So when Obama gave the time frame of 19 months last night in his speech, there were a few furrowed brows. While the campaign promised 16 months, apparently the Pentagon and military officials argued for 23 months — and so, through a "meeting of the minds," as Obama called it, they arrived at a compromise of 19 months. Compromise? In Washington? Fresh. And certainly a departure from the more ... didactic and unilateral decision-making of our 43rd president. I think we can forgive the three-month difference in place of the bigger promise kept, which was to bring compromise, and a president who listens to his entire Cabinet before making a fair and balanced decision.
By Garth Bardsley
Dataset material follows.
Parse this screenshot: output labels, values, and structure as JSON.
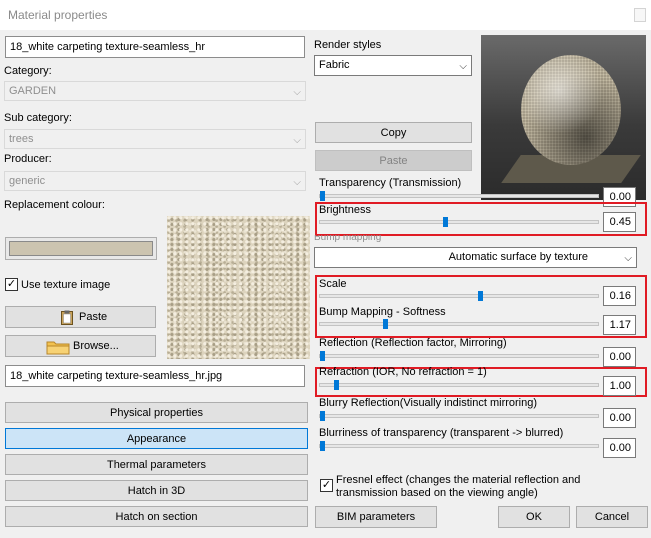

If you just can't bear to wait any longer for Bono's "Spider-Man" musical — and who can, really? — maybe this will have to do: A small theater in London is currently rehearsing a brand-new show about the man John McCain called "the biggest celebrity in the world."
"Obama on My Mind" will begin performances at the small Hen and Chickens Theatre (yes, that's really what it's called) in London next month, and despite its lack of big-name stars, the creators feel confident it will attract legions of British Barack fans.
"I think Obama, because he's so huge and [because of] the fever around him, I think lots of people are going to come and see it," Tim McArthur, the musical's director, told The Associated Press. The show's U.S.-born creator, Teddy Hayes, describes it as a "humorous romp" that mixes several different types of music, including pop, gospel, jazz, tango and, uh, "some Motownish stuff."
By Jayson Rodriguez
Battle lines were drawn between rappers this weekend. Diddy (along with Snoop Dogg) is a hard-core Pittsburgh Steelers fan, as he said on a video blog last week (which we can't link to, owing to his provocative language) before he headed down to Tampa, Florida, for all the festivities surrounding Super Bowl weekend.
We're guessing former G-Unit rapper Hot Rod rides for the Arizona Cardinals, since he is from Phoenix. But after Super Bowl XLIII, where the Steelers defeated the Cards 27-23, Hot Rod didn't return a text asking for a comment on the game. After all, this hasn't been a good year for Arizona: John McCain took an L in the presidential election, then Kurt Warner and company caught one on Sunday night.